Process note: The poem is adapted from an actual experience at my sister’s death bed. The reference to the Tehachapi Earthquake relates to the night of our parents marriage (July 20, 1952) when we were children. Both of our parents had lost their first spouses to death. This was our first night together as “siblings.”


A Matter of Perspective–Friday Poetically

Chuck Close Portrait

Image by Bklyn_Spencer via Flickr

One of my favorite living artists is Chuck Close. I was excited to see that Brian Miller’s prompt at Friday Poetically addresses his works.

A year or two ago I enjoyed touring students and the general public through an exhibit of Chuck’s art at Nevada Museum of Art. In addition to his well-know mosaic-like portraiture there was a collection of tapestries. Close used digitally manipulated photography to generate computer images that he sent to a tapestry weaving firm in Belgium  The museum displayed this work so that the visitors could carefully look behind the hangings to see all the threads that went into the finished work. It was an amazing experience. To view some of Close’s tapestries, you may enjoy visiting

A Matter of Perspective

Stand too close to life
and you will only see
little squares of colors.

Take a few steps back.
Look how the whole
becomes apparent.

If you view a tapestry
from the backside
confusion presides.

Step up, face it head-on
the precision of the image
will stun you.

Go ahead, manipulate reality.
The outcome surprises,
at times, clarifies.

Andante–One Stop Poetry

Photo: Walter Parada

I am linking this to One Stop Poetry for both One Shoot Sunday where the prompt is inspired by the photography of Walter Parada and One Stop Form.

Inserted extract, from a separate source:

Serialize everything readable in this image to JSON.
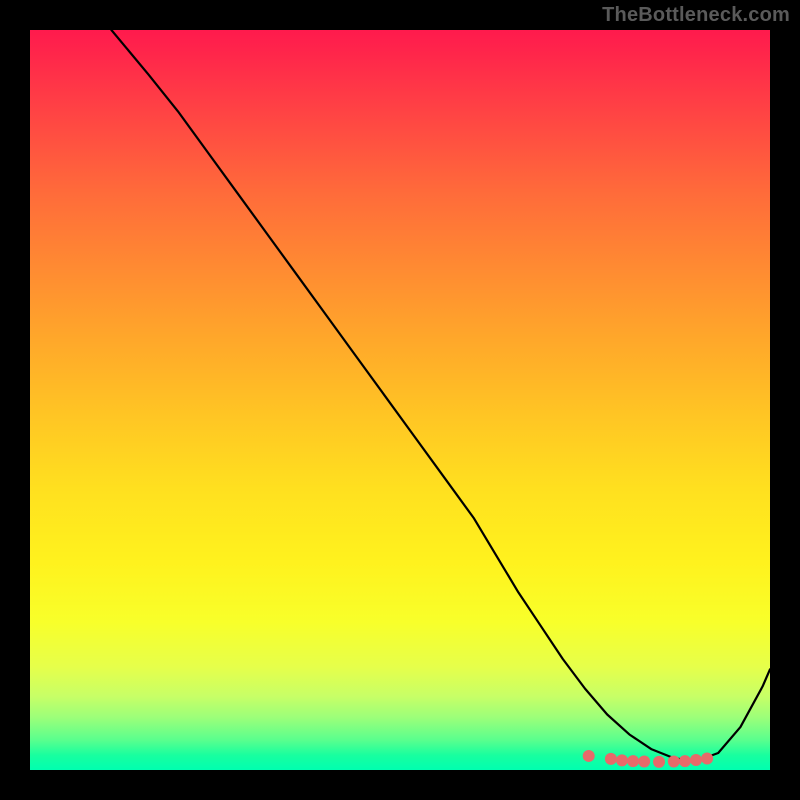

Today’s form is the high octain, created by Luke Prater.

high octain

adagio thoughts inhabit me
beside the mountains or the shore
i live for music, nothing more

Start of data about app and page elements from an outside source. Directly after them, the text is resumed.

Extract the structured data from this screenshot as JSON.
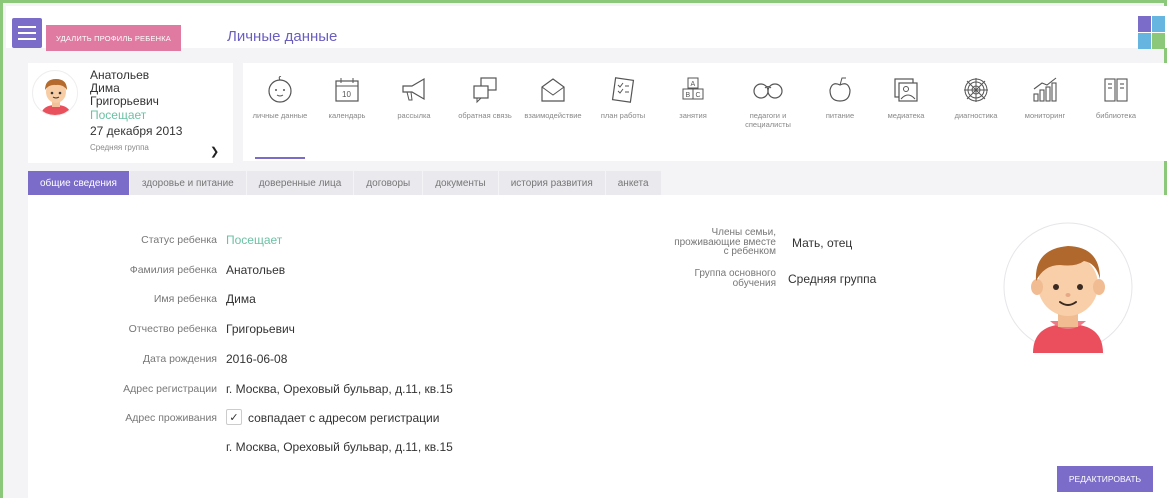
{
  "header": {
    "delete_button": "удалить профиль ребенка",
    "title": "Личные данные"
  },
  "profile": {
    "surname": "Анатольев",
    "name": "Дима",
    "patronymic": "Григорьевич",
    "status": "Посещает",
    "dob": "27 декабря 2013",
    "group": "Средняя группа"
  },
  "menu": [
    {
      "label": "личные данные",
      "icon": "baby-face-icon"
    },
    {
      "label": "календарь",
      "icon": "calendar-icon"
    },
    {
      "label": "рассылка",
      "icon": "megaphone-icon"
    },
    {
      "label": "обратная связь",
      "icon": "feedback-icon"
    },
    {
      "label": "взаимодействие",
      "icon": "envelope-icon"
    },
    {
      "label": "план работы",
      "icon": "plan-icon"
    },
    {
      "label": "занятия",
      "icon": "abc-blocks-icon"
    },
    {
      "label": "педагоги и специалисты",
      "icon": "glasses-icon"
    },
    {
      "label": "питание",
      "icon": "apple-icon"
    },
    {
      "label": "медиатека",
      "icon": "media-icon"
    },
    {
      "label": "диагностика",
      "icon": "web-icon"
    },
    {
      "label": "мониторинг",
      "icon": "chart-icon"
    },
    {
      "label": "библиотека",
      "icon": "book-icon"
    }
  ],
  "tabs": [
    "общие сведения",
    "здоровье и питание",
    "доверенные лица",
    "договоры",
    "документы",
    "история развития",
    "анкета"
  ],
  "fields": {
    "status_label": "Статус ребенка",
    "status_value": "Посещает",
    "surname_label": "Фамилия ребенка",
    "surname_value": "Анатольев",
    "name_label": "Имя ребенка",
    "name_value": "Дима",
    "patronymic_label": "Отчество ребенка",
    "patronymic_value": "Григорьевич",
    "dob_label": "Дата рождения",
    "dob_value": "2016-06-08",
    "reg_label": "Адрес регистрации",
    "reg_value": "г. Москва, Ореховый бульвар, д.11, кв.15",
    "live_label": "Адрес проживания",
    "live_checkbox": "совпадает с адресом регистрации",
    "live_checked": true,
    "live_value": "г. Москва, Ореховый бульвар, д.11, кв.15"
  },
  "right_fields": {
    "family_label_1": "Члены семьи,",
    "family_label_2": "проживающие вместе",
    "family_label_3": "с ребенком",
    "family_value": "Мать, отец",
    "group_label_1": "Группа основного",
    "group_label_2": "обучения",
    "group_value": "Средняя группа"
  },
  "edit_button": "редактировать",
  "colors": {
    "accent": "#7b6cc9",
    "delete": "#e07aa0",
    "status_green": "#6cc0a5",
    "frame_green": "#8bc87a"
  }
}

alone and aimless though i be
i play the blues and drink my booze
then jazz it up to vivace

when morning comes, i toss the score
adagio thoughts return to me

adagio thoughts conquer me
gravissimo my spirit’s core
i leave my music at the door

though from myself i hope to flee
i find my muse in nature’s clues
a gift of music sets me free

once more allow melodic roar
as dolce thoughts come back to me.

Musical Notations:

gravissimo—most grave

thirteen ways of looking at a desert

Photo: Rosa Frei

Linked to One Stop Poetry:

thirteen ways of looking at a desert

sometimes something
we judge to be barren
throbs with life

wind scatters sand
like gossips spread destruction

if you go to the desert
you will see the stars
perhaps one of them
holds your life purpose
then you are no longer
afraid of the viper’s kiss

the power of thirst
consumes all other desires

shifting sands
are like people
who vacillate
you don’t know
where you stand

the desert is a canvas
open to splashes
of vibrant color

the desert is
a state of mind
are you alone
or lonely

the desert is
a place of temptation
there the devil tempted
nothing has changed

if you try
to leave your mark
upon the desert
nature will erase it
we don’t really matter

the hotter it gets
the fewer people hang around

many people
do not understand
the beauty of the desert
or of wrinkled faces

at some point
you will visit a desert
and discover
what it is to be arid

when the desert blooms
you will find grace

Based on a form of Wallace Stevens: “Ways of Looking at…”

Special Post–Leucistic Hummingbird

D. Slotto 4/2011

D. Slotto 4/2011
D. Slotto 4/2011

We are receiving frequent visits from a pure white (Leucistic) hummingbird.

He is friendly when we approach him at the feeder and has even flown up to my husband who has been able to take a number of photos.

Leucistic hummingbirds are rare, but albino hummers are rarer. Leucistic hummers have dark eyes, while those of albinos are pink. These small birds are vulnerable to predators because of their light color.

In American Indian lore, hummingbirds represent joy. White is a symbol of purity and truth.


 My husband, David, took these photos. We do not have photoshopping capabilities here but when we return home he will work with them and many other photos he has captured.

This little fellow inspired the poem I submitted to Poetry Potluck:

For more information on this beautiful little creatures, visit: